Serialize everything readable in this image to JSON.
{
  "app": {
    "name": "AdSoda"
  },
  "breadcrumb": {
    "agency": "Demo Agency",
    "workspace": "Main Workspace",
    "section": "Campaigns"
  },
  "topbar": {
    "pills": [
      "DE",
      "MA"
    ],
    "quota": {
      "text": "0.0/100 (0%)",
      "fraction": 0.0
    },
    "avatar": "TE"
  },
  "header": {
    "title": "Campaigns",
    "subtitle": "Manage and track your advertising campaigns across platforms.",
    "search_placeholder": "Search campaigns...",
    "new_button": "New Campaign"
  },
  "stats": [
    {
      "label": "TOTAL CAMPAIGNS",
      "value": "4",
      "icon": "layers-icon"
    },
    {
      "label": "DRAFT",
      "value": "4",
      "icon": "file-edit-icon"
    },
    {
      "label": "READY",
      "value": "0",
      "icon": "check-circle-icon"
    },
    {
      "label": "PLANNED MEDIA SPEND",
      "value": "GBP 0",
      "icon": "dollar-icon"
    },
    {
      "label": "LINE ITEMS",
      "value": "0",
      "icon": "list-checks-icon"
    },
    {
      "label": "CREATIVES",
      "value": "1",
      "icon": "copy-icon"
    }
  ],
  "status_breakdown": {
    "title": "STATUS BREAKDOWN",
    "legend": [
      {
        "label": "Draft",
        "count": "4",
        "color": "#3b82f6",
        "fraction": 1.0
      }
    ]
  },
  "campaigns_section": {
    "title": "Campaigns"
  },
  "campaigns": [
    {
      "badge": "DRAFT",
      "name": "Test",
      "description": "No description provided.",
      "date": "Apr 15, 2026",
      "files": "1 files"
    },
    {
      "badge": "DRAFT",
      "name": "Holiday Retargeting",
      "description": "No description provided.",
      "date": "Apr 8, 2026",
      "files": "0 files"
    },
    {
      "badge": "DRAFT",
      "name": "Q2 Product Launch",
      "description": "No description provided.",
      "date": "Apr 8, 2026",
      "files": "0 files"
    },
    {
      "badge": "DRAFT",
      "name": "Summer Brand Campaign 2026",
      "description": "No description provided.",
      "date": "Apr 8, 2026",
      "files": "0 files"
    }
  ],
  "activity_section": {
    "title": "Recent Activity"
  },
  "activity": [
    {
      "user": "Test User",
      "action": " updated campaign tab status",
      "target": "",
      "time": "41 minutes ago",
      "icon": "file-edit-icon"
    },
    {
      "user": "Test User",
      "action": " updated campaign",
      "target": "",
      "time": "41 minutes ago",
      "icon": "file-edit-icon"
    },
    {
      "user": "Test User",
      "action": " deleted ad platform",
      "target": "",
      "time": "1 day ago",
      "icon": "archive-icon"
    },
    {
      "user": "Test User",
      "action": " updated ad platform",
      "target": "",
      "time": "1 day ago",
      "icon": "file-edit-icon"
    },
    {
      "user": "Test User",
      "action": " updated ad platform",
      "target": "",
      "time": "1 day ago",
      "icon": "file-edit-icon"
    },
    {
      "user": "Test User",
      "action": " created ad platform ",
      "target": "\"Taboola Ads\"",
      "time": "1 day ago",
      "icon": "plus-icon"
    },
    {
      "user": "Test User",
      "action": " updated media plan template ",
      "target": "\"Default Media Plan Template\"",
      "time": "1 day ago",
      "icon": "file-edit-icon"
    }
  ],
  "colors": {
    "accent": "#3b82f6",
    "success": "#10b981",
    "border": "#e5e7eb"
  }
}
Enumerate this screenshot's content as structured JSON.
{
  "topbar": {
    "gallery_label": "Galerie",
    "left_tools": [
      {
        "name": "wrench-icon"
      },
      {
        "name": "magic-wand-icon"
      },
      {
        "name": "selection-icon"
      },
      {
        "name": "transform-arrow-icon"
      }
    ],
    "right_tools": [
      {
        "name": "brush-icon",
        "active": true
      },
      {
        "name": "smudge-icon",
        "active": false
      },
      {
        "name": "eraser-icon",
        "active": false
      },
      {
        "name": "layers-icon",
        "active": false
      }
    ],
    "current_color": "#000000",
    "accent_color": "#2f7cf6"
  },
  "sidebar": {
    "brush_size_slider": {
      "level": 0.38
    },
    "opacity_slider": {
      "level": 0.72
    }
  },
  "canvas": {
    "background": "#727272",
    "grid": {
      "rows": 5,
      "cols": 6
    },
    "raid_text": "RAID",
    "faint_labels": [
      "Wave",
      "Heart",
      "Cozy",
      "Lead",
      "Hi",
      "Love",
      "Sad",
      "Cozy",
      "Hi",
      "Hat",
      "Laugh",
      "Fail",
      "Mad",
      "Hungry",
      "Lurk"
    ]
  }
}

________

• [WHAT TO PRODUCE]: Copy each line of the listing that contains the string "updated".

• [ANSWER]:
      "action": " updated campaign tab status",
      "action": " updated campaign",
      "action": " updated ad platform",
      "action": " updated ad platform",
      "action": " updated media plan template ",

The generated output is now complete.